In a message dated 6/25/00 3:03:02 AM, jeffmartz@earthlink.net writes:

<< The fossil record says that coelurosaurs and other theropods are really

really similar in a lot of ways that are hard to tie with flight or living

in trees.  Even if flight did evolve in the trees,  how does your idea that

theropods are polyphyletic follow from that?  How come you can have flying

birds evolving from originally ground-dwelling archosaurs that became

arboreal, but not from origianlly ground dwelling theropods that became

arboreal?


LN Jeff >>

Well, there's Longisquama, that little feathered beastie that we've all been 
talking about. It seems that you don't think it exists. Or that feathers 
evolved more than once, or that they're ferns.....
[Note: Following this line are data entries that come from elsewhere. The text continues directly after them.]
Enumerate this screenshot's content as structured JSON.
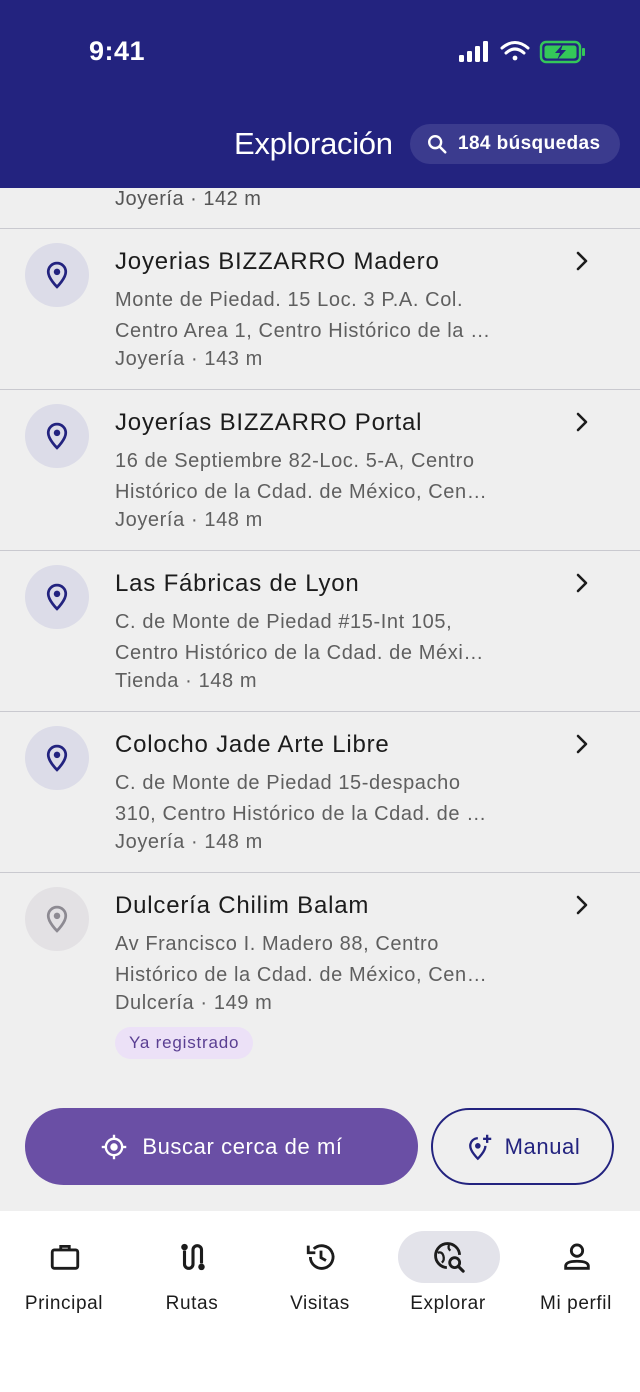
{
  "status_bar": {
    "time": "9:41"
  },
  "header": {
    "title": "Exploración",
    "search_chip_label": "184 búsquedas"
  },
  "partial_item": {
    "meta": "Joyería · 142 m"
  },
  "places": [
    {
      "name": "Joyerias BIZZARRO Madero",
      "address_line1": "Monte de Piedad. 15 Loc. 3 P.A. Col.",
      "address_line2": "Centro Area 1, Centro Histórico de la …",
      "meta": "Joyería · 143 m"
    },
    {
      "name": "Joyerías BIZZARRO Portal",
      "address_line1": "16 de Septiembre 82-Loc. 5-A, Centro",
      "address_line2": "Histórico de la Cdad. de México, Cen…",
      "meta": "Joyería · 148 m"
    },
    {
      "name": "Las Fábricas de Lyon",
      "address_line1": "C. de Monte de Piedad #15-Int 105,",
      "address_line2": "Centro Histórico de la Cdad. de Méxi…",
      "meta": "Tienda · 148 m"
    },
    {
      "name": "Colocho Jade Arte Libre",
      "address_line1": "C. de Monte de Piedad 15-despacho",
      "address_line2": "310, Centro Histórico de la Cdad. de …",
      "meta": "Joyería · 148 m"
    },
    {
      "name": "Dulcería Chilim Balam",
      "address_line1": "Av Francisco I. Madero 88, Centro",
      "address_line2": "Histórico de la Cdad. de México, Cen…",
      "meta": "Dulcería · 149 m",
      "badge": "Ya registrado"
    }
  ],
  "actions": {
    "nearby_label": "Buscar cerca de mí",
    "manual_label": "Manual"
  },
  "nav": [
    {
      "label": "Principal",
      "icon": "briefcase-icon"
    },
    {
      "label": "Rutas",
      "icon": "route-icon"
    },
    {
      "label": "Visitas",
      "icon": "history-icon"
    },
    {
      "label": "Explorar",
      "icon": "travel-explore-icon",
      "active": true
    },
    {
      "label": "Mi perfil",
      "icon": "person-icon"
    }
  ],
  "colors": {
    "header_bg": "#23237f",
    "primary_button": "#6a4fa5",
    "list_bg": "#efefef",
    "badge_bg": "#ece1f7",
    "battery": "#34c759"
  }
}
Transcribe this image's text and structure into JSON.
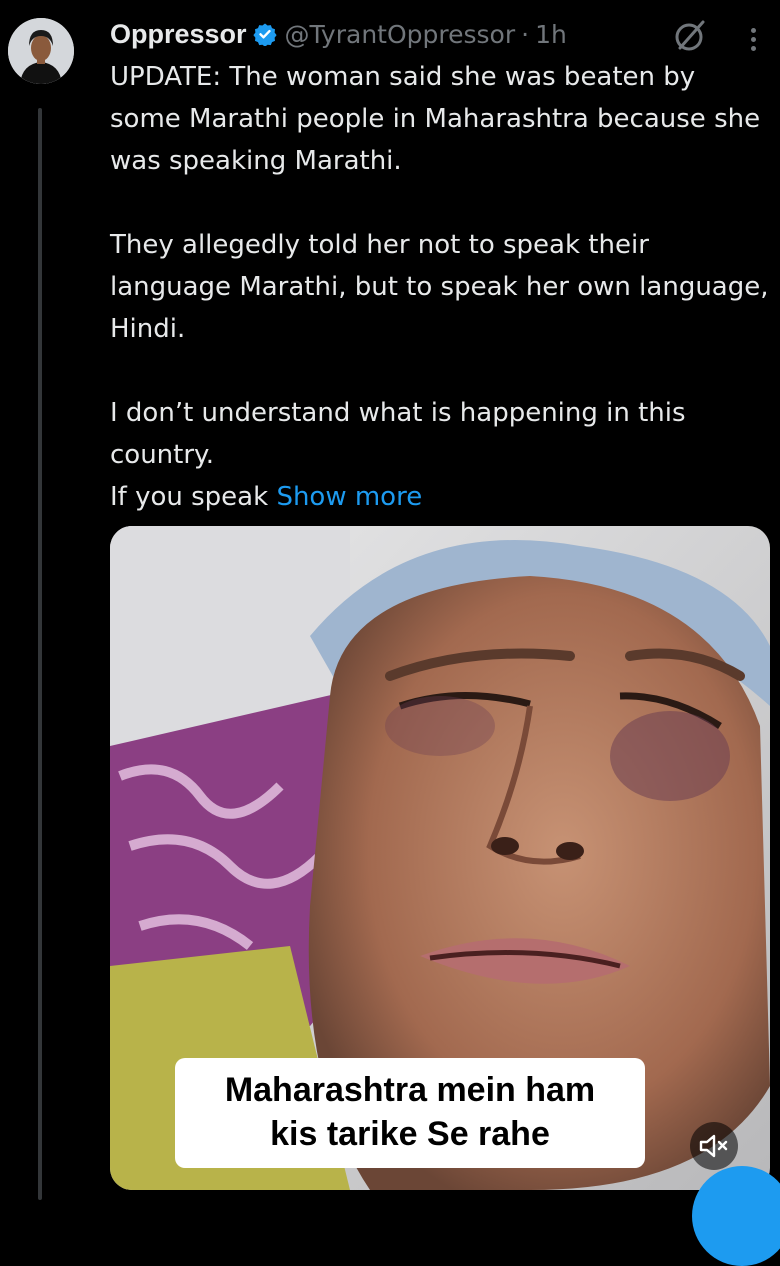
{
  "tweet": {
    "author": {
      "display_name": "Oppressor",
      "handle": "@TyrantOppressor",
      "verified": true,
      "avatar_icon": "profile-photo"
    },
    "separator": "·",
    "time": "1h",
    "text": [
      "UPDATE: The woman said she was beaten by some Marathi people in Maharashtra because she was speaking Marathi.",
      "They allegedly told her not to speak their language Marathi, but to speak her own language, Hindi.",
      "I don’t understand what is happening in this country.",
      "If you speak"
    ],
    "show_more_label": "Show more",
    "media": {
      "caption_line1": "Maharashtra mein ham",
      "caption_line2": "kis tarike Se rahe",
      "mute_icon": "speaker-muted-icon"
    }
  },
  "colors": {
    "background": "#000000",
    "text": "#e7e9ea",
    "muted": "#71767b",
    "accent": "#1d9bf0",
    "thread_line": "#333639"
  }
}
If Longisquama had real feathers, that that's the assumption here, then 
convergance is the only answer. Unlike bats and pterosaurs, the feathered 
wings would be a major problem for quadropedal walking. Bipedalism is one 
method of solving that problem.

If the theropoda is polyphelitic, than you have a situation like some 
Malagasaysay lemurs, that jump or walk on two legs. Then you have the mass 
extinction at the end of the Jurassic, which is not an assumption. We know 
that it took place.

You have two superficially similar groups competing after a minor holocaust, 
with dogma refusing to recognize the real truth.

eric l.